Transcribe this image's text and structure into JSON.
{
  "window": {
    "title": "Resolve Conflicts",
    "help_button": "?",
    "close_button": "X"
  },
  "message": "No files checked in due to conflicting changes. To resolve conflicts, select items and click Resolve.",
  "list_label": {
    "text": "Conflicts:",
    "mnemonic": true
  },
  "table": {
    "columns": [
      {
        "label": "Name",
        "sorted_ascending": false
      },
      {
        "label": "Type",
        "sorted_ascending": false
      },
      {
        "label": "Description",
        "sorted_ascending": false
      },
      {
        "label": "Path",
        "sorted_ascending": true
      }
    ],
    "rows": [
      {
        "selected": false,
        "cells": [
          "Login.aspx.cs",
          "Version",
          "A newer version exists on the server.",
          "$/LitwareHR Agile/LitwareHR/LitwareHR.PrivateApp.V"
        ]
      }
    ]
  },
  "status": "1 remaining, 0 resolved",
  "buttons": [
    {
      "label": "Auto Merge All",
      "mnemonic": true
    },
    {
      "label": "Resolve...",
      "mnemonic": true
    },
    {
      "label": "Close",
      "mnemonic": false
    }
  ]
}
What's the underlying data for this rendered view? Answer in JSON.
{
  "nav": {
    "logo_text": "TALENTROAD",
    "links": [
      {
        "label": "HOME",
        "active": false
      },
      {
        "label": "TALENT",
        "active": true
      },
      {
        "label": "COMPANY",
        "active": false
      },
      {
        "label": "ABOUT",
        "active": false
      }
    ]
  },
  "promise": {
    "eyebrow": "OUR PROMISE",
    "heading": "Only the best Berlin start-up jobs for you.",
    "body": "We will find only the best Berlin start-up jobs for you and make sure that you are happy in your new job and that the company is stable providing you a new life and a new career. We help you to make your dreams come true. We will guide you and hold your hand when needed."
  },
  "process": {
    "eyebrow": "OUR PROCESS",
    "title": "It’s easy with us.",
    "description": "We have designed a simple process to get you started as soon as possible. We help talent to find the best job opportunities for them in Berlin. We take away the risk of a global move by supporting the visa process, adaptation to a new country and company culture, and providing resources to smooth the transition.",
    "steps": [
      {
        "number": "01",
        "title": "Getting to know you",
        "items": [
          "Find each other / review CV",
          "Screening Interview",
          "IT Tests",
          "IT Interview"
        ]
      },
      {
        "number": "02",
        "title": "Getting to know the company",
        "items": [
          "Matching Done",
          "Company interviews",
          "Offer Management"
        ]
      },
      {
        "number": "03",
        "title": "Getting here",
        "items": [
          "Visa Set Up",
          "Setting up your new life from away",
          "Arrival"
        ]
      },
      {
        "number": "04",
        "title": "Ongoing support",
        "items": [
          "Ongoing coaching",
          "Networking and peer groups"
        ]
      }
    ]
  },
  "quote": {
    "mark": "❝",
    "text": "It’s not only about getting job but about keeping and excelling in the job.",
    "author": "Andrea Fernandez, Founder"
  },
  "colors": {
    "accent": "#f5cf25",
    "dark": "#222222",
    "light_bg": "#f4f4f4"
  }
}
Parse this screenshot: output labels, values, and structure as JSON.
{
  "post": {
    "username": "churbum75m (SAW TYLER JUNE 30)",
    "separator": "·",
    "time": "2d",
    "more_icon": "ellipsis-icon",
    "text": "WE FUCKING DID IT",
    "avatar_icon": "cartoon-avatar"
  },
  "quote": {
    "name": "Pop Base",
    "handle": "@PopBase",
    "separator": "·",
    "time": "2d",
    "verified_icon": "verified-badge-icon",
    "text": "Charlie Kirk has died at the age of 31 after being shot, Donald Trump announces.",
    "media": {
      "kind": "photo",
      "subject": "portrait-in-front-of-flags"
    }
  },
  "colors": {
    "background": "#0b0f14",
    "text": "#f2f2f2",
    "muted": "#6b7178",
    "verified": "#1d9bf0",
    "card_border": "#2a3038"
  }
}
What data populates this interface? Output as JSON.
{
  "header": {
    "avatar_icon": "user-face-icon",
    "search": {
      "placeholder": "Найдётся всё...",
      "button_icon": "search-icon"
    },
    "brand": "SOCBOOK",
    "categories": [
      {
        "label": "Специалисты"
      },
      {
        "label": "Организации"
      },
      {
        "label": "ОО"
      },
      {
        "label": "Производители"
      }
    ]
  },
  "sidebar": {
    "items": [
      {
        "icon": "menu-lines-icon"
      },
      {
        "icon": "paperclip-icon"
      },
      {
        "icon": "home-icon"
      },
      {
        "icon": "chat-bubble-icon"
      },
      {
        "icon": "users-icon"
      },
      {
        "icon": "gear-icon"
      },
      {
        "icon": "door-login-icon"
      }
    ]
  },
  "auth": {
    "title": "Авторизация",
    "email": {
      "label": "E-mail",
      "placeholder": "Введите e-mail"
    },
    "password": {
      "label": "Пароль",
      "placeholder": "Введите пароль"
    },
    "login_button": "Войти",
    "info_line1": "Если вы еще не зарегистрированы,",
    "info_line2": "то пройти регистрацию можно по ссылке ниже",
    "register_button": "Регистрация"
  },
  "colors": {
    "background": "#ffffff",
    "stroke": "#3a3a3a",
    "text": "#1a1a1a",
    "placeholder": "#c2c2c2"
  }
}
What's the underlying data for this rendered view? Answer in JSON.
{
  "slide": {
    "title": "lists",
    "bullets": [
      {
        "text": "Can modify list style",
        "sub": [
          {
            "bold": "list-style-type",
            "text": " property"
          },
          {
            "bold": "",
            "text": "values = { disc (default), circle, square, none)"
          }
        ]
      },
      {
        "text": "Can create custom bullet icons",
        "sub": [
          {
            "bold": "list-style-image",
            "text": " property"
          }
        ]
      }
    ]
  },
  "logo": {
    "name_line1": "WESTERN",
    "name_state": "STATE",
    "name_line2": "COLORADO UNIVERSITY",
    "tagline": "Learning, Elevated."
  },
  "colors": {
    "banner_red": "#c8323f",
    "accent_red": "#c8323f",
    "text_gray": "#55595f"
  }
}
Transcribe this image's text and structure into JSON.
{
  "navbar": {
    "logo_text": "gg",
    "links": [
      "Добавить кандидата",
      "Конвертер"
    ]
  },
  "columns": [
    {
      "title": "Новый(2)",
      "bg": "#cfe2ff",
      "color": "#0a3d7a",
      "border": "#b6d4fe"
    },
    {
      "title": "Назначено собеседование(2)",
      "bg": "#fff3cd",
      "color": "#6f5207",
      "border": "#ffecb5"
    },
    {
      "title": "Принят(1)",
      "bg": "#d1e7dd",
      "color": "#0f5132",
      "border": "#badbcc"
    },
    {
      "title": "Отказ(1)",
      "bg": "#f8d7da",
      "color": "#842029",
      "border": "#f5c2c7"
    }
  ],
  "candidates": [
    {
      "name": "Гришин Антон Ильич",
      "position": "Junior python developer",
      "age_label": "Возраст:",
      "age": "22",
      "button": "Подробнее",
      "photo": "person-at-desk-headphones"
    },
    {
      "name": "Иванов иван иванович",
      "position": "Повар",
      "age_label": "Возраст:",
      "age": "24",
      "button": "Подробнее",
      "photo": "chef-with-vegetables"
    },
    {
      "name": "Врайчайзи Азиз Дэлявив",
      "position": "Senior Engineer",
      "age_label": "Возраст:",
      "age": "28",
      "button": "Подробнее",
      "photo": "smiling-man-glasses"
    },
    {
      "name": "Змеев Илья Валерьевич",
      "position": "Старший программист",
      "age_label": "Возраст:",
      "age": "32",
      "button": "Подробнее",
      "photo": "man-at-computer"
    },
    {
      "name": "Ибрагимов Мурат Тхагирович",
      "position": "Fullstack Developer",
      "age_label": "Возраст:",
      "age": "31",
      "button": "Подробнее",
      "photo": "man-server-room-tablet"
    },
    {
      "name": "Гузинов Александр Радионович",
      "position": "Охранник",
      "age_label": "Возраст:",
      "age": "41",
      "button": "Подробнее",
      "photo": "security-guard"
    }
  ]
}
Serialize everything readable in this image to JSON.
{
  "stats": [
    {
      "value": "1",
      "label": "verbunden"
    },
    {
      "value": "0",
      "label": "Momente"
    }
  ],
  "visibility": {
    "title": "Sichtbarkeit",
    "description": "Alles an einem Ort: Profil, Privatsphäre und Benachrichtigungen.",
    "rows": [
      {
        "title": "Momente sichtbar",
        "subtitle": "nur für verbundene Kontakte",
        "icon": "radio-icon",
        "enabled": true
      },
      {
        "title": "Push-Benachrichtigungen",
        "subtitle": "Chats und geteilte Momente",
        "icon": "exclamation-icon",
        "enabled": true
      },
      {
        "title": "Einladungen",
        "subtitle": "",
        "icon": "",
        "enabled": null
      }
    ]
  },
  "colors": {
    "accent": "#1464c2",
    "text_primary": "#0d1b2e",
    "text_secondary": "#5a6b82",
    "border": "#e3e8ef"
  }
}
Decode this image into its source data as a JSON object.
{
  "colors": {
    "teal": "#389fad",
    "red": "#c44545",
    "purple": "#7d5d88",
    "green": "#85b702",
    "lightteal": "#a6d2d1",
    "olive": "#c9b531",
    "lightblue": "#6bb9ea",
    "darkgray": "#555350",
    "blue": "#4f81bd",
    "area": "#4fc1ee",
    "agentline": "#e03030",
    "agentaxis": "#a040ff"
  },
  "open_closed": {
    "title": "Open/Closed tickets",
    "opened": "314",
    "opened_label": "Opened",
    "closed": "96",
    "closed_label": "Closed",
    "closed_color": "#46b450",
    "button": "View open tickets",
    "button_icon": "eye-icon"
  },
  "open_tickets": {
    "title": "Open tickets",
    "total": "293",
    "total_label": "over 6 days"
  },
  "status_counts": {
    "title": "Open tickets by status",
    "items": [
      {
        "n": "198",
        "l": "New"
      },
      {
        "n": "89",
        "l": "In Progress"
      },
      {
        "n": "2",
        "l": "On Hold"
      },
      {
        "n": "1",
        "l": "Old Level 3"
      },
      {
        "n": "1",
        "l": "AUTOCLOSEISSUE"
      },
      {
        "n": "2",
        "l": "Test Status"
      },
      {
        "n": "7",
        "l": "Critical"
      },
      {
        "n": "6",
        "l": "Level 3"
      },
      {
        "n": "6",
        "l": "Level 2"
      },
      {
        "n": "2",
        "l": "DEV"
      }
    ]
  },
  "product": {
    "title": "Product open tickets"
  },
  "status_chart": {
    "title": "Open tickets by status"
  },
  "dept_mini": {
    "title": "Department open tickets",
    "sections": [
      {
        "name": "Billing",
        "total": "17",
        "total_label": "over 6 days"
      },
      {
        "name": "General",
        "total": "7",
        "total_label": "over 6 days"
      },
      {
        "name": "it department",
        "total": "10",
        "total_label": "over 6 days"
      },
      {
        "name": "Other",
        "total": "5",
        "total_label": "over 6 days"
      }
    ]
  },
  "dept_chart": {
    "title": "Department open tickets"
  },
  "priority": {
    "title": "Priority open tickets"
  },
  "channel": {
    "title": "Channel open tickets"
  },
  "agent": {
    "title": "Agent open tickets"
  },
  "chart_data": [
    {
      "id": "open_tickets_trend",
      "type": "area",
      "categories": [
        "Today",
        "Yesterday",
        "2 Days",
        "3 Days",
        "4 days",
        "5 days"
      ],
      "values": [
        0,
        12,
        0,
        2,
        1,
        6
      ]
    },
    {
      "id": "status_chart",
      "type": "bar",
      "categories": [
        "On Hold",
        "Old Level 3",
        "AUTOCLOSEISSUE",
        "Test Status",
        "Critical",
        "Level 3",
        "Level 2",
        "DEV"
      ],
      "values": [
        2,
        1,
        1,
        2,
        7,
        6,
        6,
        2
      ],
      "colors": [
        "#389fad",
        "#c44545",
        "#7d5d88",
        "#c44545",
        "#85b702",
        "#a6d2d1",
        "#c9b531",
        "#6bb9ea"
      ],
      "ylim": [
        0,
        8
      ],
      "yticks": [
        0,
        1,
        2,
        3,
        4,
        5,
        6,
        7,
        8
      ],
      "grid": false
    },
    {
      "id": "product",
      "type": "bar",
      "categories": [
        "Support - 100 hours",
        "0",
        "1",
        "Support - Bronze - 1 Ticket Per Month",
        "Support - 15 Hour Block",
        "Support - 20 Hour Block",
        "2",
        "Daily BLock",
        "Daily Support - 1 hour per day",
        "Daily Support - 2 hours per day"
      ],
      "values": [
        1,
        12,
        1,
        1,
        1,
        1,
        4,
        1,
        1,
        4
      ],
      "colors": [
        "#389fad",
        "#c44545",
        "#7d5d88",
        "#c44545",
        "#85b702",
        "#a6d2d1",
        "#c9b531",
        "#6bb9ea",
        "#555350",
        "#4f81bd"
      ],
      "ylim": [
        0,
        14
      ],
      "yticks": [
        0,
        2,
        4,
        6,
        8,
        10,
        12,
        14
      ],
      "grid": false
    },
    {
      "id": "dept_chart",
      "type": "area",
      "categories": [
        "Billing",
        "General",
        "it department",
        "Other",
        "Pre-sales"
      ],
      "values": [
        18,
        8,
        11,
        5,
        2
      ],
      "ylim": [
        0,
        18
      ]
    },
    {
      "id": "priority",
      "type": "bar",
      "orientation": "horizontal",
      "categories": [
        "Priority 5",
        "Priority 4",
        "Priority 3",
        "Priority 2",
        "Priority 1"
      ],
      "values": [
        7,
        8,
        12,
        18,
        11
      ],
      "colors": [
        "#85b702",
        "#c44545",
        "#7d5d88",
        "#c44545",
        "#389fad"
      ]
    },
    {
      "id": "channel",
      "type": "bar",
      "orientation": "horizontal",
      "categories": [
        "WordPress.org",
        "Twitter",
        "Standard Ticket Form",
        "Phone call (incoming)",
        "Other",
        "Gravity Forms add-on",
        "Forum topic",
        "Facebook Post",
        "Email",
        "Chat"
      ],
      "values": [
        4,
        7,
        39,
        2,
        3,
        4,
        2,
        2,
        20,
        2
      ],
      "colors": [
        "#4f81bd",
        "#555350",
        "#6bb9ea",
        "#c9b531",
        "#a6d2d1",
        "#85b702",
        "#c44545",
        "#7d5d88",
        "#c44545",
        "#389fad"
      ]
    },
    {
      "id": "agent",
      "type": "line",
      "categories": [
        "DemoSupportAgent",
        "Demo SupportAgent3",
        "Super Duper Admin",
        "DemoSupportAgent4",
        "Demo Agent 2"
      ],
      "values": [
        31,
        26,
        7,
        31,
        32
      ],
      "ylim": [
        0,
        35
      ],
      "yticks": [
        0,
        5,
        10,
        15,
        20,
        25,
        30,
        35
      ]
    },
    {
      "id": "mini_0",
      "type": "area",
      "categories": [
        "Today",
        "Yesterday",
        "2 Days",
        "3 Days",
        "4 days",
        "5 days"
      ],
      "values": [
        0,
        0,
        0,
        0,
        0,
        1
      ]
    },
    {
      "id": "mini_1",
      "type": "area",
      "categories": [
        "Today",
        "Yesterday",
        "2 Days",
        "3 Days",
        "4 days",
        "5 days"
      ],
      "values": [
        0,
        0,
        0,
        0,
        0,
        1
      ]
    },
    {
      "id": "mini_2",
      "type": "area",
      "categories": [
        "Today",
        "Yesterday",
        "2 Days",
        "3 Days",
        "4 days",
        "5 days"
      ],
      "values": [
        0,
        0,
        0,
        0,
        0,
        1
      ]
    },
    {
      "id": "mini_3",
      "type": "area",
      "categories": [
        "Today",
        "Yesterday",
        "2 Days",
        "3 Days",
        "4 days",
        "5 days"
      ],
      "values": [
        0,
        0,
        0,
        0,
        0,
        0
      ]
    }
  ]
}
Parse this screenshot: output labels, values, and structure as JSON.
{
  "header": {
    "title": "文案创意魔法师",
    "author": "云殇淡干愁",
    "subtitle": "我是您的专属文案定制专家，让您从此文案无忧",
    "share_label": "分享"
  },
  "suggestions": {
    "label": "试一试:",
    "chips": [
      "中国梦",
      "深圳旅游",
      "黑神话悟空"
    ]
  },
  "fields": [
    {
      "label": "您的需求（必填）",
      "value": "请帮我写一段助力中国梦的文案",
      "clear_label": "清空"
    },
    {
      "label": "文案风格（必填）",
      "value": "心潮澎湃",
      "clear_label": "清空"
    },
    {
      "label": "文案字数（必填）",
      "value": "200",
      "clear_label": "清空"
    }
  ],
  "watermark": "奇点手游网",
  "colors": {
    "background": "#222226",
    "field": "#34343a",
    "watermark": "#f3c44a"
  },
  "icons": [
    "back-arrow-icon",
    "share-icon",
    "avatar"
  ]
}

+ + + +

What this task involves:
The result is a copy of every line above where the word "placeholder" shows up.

Solution for this task:
      "placeholder": "Найдётся всё...",
      "placeholder": "Введите e-mail"
      "placeholder": "Введите пароль"
    "placeholder": "#c2c2c2"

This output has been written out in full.